What have you got to loose, come and visit our community, and see for yourself.

Visit Blotanical and be amazed.

Friday, 01 April 2011

My current favorite - Clivia miniata

My current favored plant is the Clivia Miniata, it also known as Bush Lily, Coral flower or St John’s lily. It grows to a height of about 45cm in the shade of trees and shrubs.

With clusters of bright orange flowers rising among its leathery strap-like leaves it is an attractive and easy to grow plant worth a place in every garden.


The yellow form of the Clivia, (Clivia miniata ‘Lutea’) is unfortunately not as readily available.


It was revealed during a drought in Southern African in the 1980’s that this plant should not be overwatered, as it was at its most beautiful during these years without rain.


·         Depth and spacing: Plant with the crown above the soil surface and 30cm apart.

·         Watering: Water well in spring and summer but keep soil drier in autumn and winter.

·         Frost tolerances: Clivia must be protected from frost – a verandah, the eaves of a house or a dense tree canopy are usually sufficient for temperatures as low as –5°C.

·         Flowering time: Spring to summer, once the flowers are mature which will be in approx 3 years.

·         Soil: Well drained, a pH 5.5-6.5 best suits Clivia’s.

·         Aspect: Partial to full shade.

·         Ideal temperature range: 15°C to 25°C.

·         Pruning: Remove old leaves and stems.

·         Fertilizer: A generous amount of slow release fertilizer applied regularly from early spring to mid-summer achieves maximum growth.

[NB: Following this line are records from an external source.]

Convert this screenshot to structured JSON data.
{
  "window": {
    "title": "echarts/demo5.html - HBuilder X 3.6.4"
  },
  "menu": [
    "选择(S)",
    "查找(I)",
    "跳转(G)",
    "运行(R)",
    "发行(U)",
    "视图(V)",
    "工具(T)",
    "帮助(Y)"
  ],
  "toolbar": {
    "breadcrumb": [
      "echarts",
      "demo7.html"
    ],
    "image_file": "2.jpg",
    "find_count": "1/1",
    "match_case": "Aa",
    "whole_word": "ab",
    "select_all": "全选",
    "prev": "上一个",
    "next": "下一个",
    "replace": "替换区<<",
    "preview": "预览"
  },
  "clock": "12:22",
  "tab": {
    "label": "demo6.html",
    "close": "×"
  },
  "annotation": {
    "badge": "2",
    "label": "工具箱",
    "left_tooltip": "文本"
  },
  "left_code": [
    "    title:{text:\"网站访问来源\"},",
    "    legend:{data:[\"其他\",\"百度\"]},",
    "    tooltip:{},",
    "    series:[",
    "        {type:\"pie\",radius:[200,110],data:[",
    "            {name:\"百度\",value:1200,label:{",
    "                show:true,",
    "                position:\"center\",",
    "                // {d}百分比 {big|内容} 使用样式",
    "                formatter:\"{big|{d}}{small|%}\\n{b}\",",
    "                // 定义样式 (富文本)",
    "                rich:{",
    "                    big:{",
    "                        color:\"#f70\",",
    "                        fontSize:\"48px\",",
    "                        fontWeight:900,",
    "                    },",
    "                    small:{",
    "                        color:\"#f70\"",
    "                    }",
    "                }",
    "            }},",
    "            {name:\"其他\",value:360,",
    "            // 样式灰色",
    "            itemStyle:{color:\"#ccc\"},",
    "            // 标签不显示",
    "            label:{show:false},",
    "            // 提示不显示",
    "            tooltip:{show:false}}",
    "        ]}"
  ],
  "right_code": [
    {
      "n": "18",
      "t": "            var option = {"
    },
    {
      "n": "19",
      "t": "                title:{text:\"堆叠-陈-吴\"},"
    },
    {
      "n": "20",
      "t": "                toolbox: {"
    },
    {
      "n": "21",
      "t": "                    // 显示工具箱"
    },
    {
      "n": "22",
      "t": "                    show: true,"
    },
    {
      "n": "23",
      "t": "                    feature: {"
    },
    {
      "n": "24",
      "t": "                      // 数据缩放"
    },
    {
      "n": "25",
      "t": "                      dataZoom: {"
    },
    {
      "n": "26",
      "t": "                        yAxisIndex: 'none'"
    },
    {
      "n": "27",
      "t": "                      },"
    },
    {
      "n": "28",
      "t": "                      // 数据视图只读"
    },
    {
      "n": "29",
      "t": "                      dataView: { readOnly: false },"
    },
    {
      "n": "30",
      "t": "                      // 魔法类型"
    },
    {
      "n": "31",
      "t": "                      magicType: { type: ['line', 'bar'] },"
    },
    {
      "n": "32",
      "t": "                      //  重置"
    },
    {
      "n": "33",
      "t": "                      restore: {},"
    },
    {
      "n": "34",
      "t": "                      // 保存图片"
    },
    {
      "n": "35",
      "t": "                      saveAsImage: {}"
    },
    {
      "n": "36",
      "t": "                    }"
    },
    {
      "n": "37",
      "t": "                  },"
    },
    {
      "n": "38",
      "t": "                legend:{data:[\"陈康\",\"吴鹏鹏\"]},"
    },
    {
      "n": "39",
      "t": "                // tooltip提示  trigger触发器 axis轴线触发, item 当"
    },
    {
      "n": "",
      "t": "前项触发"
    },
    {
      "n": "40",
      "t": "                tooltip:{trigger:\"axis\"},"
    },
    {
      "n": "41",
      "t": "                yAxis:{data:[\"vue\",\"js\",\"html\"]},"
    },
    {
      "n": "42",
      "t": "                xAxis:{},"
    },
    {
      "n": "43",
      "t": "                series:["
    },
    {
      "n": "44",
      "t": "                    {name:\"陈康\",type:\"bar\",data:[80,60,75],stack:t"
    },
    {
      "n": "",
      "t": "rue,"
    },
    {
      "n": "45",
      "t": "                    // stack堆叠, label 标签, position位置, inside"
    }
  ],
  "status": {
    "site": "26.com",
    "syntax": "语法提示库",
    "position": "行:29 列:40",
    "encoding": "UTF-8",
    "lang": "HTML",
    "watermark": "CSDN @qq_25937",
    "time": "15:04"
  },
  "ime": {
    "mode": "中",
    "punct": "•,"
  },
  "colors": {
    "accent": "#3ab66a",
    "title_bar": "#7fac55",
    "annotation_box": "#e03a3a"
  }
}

·         Propagation: It can be propagated by means of seed, as well as vegetatively through offsets.